How Is Cushing Syndrome Diagnosed?

Your healthcare provider may run several tests to see if you have Cushing syndrome (also called hypercortisolism):

Dexamethasone suppression test (DST)
This test is designed to see if your body is regulating cortisol normally. If it is, taking dexamethasone, which is like cortisol, should send a signal to reduce the amount of cortisol being made by your body.

Late-night salivary cortisol (LNSC)
Measures the amount of cortisol in the saliva at the point when it should be at its lowest level.

Urine free cortisol (UFC)
Measures the amount of cortisol in the urine over 24 hours to detect overproduction.

Please note:

  • The DST or the LNSC, rather than the UFC, is recommended for patients who are suspected of having less severe Cushing syndrome
  • LNSC seems to be the best early predictor of recurrence of Cushing Disease (pituitary source)


  1. Raff H, Carroll T. Cushing’s syndrome: from physiological principles to diagnosis and clinical care. J Physiol. 2015;593(3):493-506.
  2. Fleseriu M, Hamrahian AH, Hoffman AR, Kelly DF, Katznelson L; for AACE Neuroendocrine and Pituitary Scientific Committee. American Association of Clinical Endocrinologists and American College of Endocrinology disease state clinical review: diagnosis of recurrence in Cushing’s disease. Endocr Pract. 2016;22(12):1436-1448.


Most Important Information About Korlym

Korlym should never be taken by women who are pregnant or who might become pregnant. Taking Korlym during pregnancy will result in the loss of a pregnancy. A pregnancy test is required before starting Korlym or if treatment is interrupted for more than 14 days. Talk with your doctor about how to prevent pregnancy.

Tell your doctor and pharmacist about all the medicines you take, including prescription and over-the-counter medicines, vitamins, and herbal supplements. Korlym and certain other medicines, may affect each other or may cause side effects.

Do not take Korlym if:

  • you are taking certain medications for high cholesterol, such as simvastatin (e.g., Zocor®) or lovastatin (e.g., Mevacor®), as Korlym may cause a dangerous increase in the level of these medications in the blood
  • you take corticosteroid medications like prednisone to treat a serious medical condition
  • you have experienced unexplained vaginal bleeding, changes in the cells lining your uterus (endometrial hyperplasia), or cancer of the lining of your uterus (endometrial cancer)

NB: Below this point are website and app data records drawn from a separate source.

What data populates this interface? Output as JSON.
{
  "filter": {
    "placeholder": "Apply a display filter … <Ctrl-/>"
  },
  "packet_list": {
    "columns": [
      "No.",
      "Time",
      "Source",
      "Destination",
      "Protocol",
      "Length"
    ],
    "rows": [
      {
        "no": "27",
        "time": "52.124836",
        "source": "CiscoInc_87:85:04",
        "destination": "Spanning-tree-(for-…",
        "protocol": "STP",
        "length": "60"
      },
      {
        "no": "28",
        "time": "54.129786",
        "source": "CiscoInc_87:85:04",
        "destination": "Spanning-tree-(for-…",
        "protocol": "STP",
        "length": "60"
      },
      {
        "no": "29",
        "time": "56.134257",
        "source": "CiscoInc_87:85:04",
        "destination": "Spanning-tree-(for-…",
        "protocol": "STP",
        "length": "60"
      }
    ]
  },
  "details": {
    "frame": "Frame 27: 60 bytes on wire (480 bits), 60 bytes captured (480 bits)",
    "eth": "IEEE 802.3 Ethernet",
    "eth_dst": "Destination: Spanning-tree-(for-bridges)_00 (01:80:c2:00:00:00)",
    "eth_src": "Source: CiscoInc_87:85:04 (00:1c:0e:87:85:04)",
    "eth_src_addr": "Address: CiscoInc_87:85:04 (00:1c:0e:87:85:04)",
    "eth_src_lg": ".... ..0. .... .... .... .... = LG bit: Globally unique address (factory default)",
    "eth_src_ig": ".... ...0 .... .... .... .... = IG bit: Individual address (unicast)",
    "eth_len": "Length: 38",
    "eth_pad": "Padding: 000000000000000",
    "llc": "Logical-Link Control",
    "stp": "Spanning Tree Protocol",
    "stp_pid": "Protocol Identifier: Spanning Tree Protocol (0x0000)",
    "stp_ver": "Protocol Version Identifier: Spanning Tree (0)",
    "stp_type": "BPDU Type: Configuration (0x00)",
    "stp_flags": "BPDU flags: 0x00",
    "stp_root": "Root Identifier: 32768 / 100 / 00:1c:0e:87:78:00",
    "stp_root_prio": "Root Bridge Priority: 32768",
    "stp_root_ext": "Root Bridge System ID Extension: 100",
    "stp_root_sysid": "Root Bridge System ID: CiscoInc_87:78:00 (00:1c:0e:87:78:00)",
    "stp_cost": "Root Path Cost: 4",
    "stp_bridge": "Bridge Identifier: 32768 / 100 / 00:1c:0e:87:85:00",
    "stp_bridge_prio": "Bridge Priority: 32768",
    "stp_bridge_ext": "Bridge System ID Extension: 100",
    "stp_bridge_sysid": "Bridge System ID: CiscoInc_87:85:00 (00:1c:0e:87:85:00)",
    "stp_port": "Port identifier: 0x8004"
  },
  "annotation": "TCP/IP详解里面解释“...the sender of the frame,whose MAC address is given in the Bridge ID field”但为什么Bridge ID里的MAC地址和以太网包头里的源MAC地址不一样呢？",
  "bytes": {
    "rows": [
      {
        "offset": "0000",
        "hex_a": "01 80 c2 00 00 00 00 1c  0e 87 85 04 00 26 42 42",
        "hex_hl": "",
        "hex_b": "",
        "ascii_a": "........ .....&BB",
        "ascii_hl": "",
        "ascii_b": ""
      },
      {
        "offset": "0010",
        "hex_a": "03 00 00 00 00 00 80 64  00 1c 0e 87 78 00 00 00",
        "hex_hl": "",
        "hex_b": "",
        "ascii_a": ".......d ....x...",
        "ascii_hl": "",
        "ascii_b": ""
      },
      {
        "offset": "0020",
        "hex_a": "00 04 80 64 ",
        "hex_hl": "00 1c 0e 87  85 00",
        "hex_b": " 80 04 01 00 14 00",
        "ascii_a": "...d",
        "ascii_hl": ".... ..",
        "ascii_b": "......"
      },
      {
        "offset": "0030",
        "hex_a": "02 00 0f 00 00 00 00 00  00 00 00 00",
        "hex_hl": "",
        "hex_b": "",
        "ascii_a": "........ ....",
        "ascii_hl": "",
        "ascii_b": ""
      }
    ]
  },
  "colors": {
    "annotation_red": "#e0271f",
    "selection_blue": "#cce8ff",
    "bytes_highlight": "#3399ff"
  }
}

What Are the Possible Side Effects of Korlym?

Patients taking Korlym should be monitored for side effects. Potential serious side effects include signs of adrenal insufficiency, low potassium levels, changes to the lining of the uterus, vaginal bleeding, and problems with the electrical system of the heart.

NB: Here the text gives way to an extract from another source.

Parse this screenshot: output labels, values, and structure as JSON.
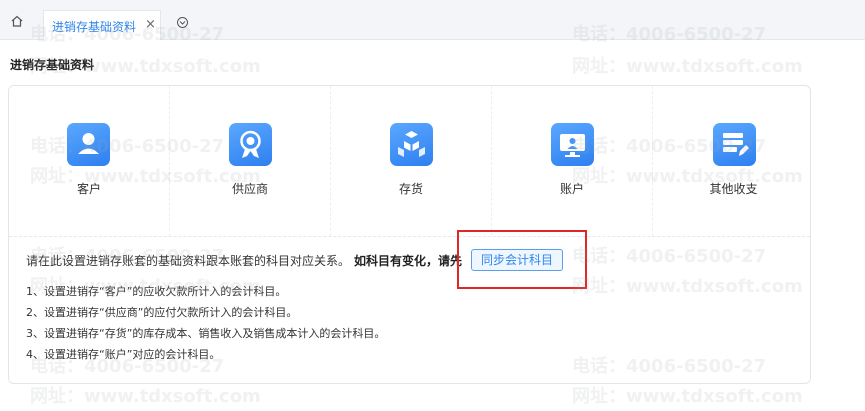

The most common side effects of Korlym include nausea, fatigue, headache, low potassium in the blood, pain in arms and legs (arthralgia), vomiting, swelling of arms and legs (peripheral edema), high blood pressure, dizziness, decreased appetite, and thickening of the lining of the uterus (endometrial hypertrophy).

Tell your doctor if you have any side effect that bothers you or that does not go away.

These are not all of the possible side effects of Korlym. For more information, ask your doctor or pharmacist. For medical advice about side effects, call your doctor.

Before taking Korlym, talk to your doctor if you are breastfeeding or plan to breastfeed.

Complete warnings and other important safety information are available in the full Prescribing Information and Medication Guide.

What Is Korlym® (mifepristone) 300 mg Tablets?

Korlym is a prescription medicine used to treat high blood sugar (hyperglycemia) caused by high cortisol levels in the blood (hypercortisolism) in adults with endogenous Cushing syndrome who have type 2 diabetes mellitus or glucose intolerance and who cannot have surgery or for whom surgery has failed. Korlym is not for people who have type 2 diabetes mellitus not caused by Cushing syndrome.